Data Block Start

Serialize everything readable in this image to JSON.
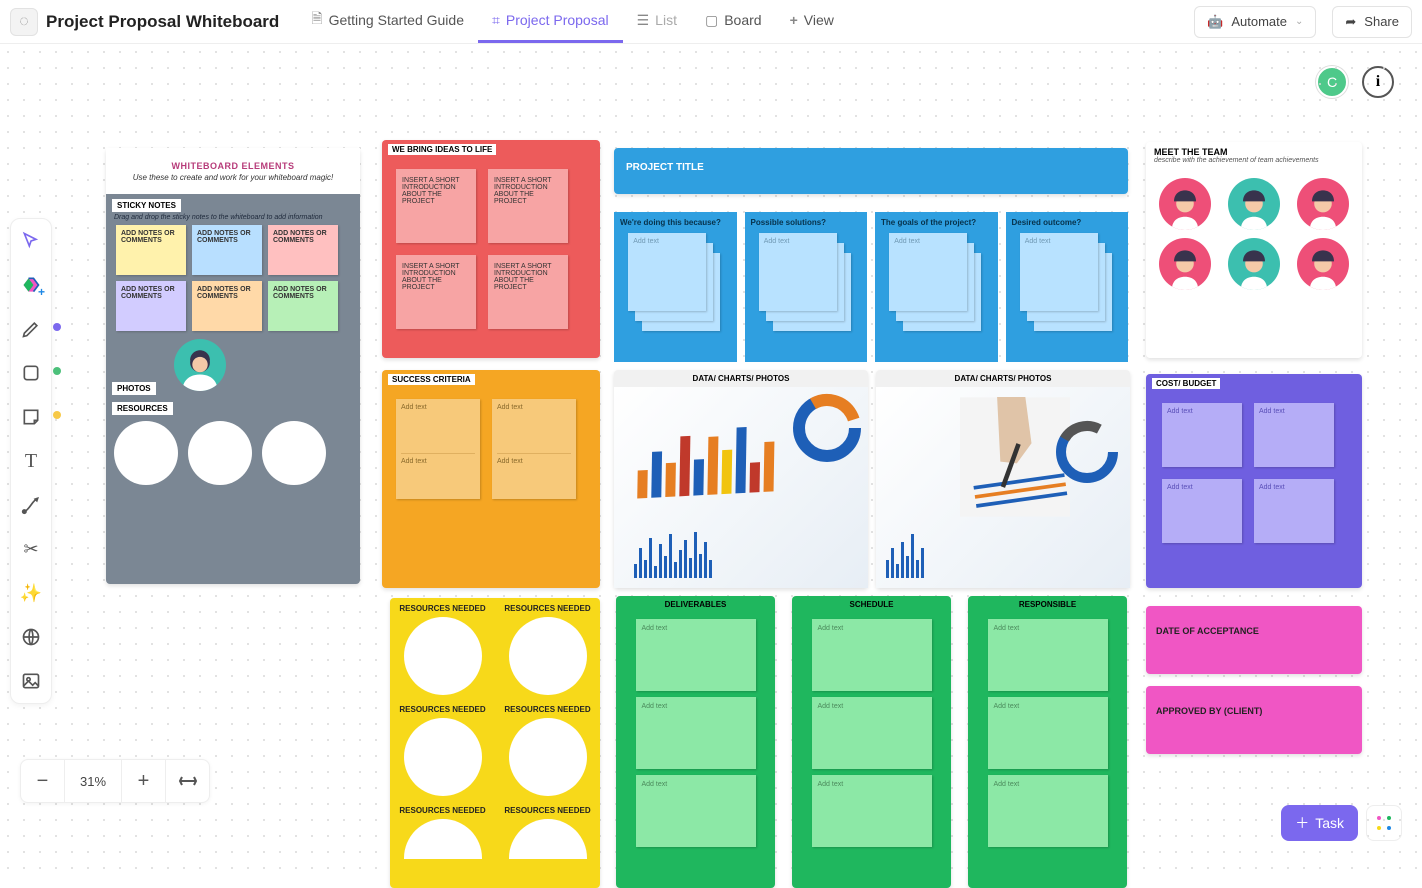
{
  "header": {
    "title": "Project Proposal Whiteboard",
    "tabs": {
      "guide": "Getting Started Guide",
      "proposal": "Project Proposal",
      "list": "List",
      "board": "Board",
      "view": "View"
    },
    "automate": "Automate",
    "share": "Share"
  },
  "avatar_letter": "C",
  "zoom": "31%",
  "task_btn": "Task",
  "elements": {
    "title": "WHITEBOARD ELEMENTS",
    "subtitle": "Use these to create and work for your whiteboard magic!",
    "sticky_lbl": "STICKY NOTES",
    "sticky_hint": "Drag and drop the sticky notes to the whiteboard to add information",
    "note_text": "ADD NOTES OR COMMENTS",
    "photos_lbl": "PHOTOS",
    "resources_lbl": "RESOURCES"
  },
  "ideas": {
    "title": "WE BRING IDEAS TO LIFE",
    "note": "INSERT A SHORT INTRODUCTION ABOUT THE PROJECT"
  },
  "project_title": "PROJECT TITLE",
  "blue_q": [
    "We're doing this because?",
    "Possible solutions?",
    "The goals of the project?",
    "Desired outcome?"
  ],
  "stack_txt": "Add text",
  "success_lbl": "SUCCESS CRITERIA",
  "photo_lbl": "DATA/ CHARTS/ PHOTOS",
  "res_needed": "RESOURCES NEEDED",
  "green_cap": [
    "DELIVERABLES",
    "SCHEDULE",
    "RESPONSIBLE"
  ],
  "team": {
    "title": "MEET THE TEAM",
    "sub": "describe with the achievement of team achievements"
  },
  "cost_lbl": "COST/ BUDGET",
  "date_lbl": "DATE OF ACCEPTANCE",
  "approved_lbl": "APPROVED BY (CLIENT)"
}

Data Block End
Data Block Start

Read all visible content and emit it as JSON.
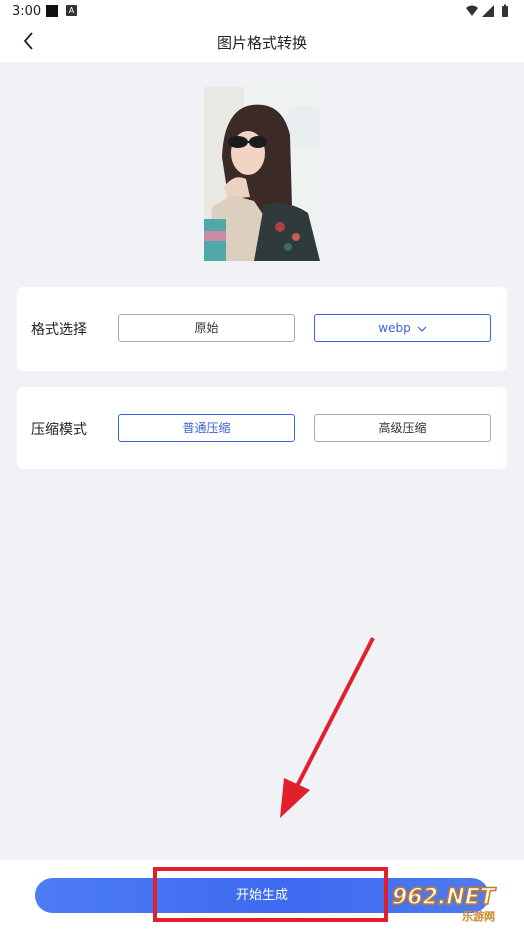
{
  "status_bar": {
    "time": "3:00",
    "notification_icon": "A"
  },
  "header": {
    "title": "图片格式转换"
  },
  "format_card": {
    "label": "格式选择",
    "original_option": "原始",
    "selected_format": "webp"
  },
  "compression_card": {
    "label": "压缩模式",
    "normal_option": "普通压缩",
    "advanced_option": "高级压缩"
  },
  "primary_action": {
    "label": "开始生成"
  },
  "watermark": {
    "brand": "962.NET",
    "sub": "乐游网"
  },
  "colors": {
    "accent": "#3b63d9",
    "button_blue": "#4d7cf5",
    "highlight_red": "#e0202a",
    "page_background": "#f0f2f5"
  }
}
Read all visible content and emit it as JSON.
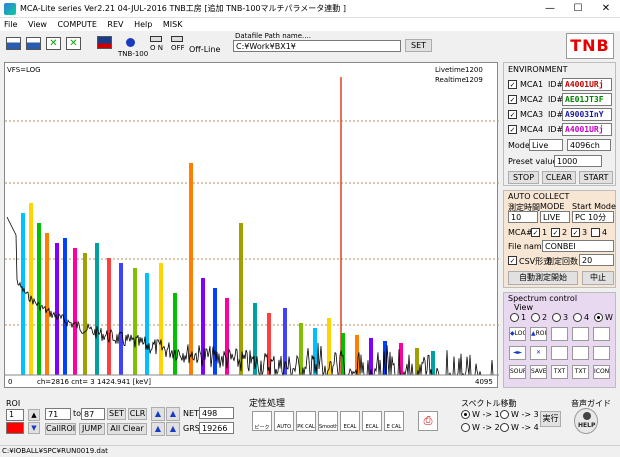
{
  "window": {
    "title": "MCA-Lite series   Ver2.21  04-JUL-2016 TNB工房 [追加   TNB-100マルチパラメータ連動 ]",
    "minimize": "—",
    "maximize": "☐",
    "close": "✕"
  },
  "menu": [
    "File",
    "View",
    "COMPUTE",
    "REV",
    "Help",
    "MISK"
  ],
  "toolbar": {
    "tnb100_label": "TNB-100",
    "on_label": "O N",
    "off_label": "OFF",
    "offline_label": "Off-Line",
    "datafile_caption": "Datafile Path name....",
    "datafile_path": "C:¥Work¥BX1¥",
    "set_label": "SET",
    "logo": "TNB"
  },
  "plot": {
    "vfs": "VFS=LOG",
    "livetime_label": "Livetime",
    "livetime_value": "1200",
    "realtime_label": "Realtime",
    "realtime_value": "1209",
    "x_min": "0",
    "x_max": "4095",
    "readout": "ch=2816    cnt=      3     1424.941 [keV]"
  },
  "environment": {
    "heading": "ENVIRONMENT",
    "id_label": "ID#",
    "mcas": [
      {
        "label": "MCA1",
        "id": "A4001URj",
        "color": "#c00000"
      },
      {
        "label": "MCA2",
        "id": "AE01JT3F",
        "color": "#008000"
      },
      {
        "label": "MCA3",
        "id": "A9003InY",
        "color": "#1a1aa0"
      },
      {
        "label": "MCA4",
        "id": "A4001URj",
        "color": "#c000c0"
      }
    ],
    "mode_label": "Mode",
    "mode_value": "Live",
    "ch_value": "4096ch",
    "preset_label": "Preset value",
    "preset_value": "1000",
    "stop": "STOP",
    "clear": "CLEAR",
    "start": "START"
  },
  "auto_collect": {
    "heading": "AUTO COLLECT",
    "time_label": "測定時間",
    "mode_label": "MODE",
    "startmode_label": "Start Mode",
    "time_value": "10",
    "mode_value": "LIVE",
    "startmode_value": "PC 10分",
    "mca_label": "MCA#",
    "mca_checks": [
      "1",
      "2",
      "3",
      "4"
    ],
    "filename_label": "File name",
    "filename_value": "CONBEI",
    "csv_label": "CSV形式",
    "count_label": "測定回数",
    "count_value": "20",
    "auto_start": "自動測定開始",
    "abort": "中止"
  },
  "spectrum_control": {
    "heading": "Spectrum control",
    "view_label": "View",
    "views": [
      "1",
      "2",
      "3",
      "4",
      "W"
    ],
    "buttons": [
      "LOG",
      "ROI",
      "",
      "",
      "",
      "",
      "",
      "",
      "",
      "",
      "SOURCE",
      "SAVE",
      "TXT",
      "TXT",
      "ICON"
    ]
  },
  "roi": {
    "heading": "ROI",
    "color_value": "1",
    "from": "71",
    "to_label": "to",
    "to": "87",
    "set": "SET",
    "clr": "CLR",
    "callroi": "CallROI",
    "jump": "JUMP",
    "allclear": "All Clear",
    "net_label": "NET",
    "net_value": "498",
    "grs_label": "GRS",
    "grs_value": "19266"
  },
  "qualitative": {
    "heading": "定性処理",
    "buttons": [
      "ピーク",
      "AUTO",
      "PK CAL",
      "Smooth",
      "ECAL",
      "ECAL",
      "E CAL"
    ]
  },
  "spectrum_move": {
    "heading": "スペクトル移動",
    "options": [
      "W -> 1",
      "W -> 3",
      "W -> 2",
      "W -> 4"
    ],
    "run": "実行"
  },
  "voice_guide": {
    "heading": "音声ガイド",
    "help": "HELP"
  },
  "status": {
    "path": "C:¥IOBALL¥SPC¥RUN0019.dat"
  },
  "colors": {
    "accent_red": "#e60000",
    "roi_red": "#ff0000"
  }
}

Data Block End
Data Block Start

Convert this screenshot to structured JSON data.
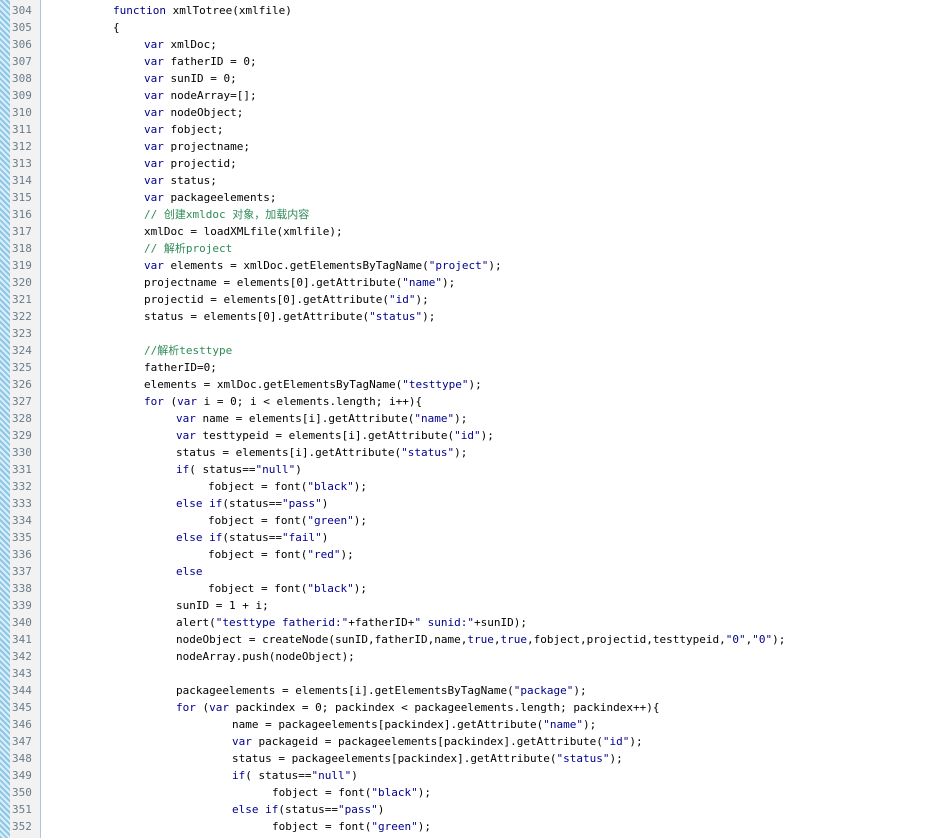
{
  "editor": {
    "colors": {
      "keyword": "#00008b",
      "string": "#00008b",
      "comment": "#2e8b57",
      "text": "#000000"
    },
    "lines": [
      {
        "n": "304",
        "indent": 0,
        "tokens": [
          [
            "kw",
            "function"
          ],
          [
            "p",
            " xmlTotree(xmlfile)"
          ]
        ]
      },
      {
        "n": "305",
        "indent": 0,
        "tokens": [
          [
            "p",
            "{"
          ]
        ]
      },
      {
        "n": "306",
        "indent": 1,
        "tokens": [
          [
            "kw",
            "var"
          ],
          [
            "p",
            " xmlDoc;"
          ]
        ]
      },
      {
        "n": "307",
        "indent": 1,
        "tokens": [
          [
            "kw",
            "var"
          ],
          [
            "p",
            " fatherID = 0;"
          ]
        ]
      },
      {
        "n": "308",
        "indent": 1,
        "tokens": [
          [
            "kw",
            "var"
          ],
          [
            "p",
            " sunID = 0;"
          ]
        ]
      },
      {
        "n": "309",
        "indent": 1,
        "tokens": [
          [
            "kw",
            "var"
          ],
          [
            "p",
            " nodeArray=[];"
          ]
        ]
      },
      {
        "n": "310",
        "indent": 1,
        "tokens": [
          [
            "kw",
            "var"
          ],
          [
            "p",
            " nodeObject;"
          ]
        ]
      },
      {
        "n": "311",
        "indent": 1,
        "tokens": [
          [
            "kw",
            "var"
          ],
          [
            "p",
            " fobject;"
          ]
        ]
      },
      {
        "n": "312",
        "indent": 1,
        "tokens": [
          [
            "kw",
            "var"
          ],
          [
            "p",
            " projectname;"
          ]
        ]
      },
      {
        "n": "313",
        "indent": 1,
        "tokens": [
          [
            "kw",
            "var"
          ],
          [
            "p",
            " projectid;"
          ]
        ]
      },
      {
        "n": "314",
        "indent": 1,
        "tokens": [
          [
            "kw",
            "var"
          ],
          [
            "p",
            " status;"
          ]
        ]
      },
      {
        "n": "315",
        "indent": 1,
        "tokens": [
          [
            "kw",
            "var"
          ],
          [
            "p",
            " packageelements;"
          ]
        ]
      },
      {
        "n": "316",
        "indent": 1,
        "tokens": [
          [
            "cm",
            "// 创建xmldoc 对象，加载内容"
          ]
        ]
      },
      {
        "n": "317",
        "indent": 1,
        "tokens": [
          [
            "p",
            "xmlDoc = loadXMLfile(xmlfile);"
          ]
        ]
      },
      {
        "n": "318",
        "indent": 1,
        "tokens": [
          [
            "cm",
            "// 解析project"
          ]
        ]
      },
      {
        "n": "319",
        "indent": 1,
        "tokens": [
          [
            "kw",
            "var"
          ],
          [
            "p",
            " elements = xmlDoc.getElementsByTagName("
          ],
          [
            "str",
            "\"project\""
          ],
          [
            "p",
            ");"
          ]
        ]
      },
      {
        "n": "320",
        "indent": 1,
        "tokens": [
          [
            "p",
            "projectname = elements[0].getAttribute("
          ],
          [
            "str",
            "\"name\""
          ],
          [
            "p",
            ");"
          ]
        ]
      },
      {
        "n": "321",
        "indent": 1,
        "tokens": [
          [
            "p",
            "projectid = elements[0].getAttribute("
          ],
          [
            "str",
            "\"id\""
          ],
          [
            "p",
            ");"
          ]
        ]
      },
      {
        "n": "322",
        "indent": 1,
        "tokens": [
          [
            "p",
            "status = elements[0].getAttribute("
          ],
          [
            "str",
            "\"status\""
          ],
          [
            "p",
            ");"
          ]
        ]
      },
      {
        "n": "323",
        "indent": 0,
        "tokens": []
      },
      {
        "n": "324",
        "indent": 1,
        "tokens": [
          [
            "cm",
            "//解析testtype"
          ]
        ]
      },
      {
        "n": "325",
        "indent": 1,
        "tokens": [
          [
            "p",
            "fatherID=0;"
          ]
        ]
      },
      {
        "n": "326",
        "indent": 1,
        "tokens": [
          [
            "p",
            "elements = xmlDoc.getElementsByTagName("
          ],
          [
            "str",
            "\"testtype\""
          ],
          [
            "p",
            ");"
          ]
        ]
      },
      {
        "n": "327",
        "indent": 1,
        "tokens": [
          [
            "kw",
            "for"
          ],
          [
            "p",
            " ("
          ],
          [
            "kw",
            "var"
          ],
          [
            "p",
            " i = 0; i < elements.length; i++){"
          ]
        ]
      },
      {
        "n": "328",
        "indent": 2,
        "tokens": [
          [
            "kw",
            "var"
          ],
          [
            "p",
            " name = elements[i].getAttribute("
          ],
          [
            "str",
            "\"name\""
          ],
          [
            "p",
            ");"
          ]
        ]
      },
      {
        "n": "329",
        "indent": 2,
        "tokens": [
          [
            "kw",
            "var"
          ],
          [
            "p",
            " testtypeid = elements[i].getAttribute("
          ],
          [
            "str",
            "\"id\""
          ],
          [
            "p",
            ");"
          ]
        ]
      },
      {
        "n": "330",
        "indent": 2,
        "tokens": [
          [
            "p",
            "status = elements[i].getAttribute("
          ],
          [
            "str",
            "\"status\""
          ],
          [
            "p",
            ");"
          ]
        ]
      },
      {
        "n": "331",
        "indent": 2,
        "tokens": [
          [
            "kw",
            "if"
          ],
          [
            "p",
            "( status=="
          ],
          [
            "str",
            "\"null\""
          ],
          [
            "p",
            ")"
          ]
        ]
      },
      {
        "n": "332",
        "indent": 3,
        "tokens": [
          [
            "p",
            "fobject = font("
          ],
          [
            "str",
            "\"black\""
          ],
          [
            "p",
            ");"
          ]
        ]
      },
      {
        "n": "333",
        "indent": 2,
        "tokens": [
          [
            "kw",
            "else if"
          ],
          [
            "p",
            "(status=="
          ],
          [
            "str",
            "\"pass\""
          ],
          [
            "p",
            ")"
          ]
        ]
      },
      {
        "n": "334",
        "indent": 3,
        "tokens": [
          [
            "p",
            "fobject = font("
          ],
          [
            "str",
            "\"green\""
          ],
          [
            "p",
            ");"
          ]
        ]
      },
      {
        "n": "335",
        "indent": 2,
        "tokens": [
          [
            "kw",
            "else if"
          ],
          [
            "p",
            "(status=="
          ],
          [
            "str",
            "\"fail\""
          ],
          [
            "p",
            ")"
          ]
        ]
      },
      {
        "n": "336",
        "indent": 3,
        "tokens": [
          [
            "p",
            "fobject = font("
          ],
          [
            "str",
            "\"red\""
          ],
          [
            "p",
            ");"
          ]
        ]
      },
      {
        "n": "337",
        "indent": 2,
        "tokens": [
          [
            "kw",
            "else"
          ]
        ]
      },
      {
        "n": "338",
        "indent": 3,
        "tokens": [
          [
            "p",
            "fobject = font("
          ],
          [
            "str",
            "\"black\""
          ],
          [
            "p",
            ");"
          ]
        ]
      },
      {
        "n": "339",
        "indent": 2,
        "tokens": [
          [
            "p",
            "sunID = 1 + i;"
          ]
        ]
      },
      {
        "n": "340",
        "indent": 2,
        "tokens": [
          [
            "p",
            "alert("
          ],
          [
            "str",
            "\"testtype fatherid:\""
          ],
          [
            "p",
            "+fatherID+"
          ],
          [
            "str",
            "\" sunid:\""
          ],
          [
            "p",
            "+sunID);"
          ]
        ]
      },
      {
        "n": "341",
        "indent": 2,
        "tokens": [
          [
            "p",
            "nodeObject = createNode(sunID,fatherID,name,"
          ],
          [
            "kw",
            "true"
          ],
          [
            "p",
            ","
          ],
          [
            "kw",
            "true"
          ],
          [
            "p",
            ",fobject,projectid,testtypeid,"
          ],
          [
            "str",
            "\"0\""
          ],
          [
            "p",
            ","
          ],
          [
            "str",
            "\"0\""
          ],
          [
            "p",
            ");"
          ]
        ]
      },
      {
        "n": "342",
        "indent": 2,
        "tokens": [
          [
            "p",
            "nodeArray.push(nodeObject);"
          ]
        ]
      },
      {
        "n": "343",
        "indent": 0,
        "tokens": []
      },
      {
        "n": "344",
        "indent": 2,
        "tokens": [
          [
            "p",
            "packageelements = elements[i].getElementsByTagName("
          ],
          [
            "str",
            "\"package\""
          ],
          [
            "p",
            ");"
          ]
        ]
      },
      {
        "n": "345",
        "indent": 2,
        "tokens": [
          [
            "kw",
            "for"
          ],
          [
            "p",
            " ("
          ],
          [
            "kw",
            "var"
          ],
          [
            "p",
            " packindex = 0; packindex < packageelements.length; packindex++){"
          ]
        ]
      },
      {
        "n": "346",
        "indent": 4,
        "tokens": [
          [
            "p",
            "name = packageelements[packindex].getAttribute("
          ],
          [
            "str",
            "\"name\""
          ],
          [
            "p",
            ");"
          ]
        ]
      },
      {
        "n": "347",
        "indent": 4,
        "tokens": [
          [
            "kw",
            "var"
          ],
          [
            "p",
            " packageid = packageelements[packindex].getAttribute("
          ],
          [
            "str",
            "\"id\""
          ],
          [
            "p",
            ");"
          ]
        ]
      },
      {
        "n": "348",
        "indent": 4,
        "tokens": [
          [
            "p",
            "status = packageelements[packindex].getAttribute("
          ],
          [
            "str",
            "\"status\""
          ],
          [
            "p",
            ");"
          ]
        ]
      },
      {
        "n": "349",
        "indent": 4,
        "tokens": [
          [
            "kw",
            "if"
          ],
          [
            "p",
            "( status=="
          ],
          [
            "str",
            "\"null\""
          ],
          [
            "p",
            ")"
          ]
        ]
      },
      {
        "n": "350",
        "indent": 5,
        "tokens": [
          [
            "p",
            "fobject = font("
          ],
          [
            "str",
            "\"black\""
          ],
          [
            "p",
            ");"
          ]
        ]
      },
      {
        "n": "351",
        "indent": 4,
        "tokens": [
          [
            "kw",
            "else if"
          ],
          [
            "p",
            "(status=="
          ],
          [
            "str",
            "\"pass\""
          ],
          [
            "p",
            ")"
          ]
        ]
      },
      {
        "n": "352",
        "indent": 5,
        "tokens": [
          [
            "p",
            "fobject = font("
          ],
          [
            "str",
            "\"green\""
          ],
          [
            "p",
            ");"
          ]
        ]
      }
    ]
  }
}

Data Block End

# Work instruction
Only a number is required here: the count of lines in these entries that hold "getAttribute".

# Task result
9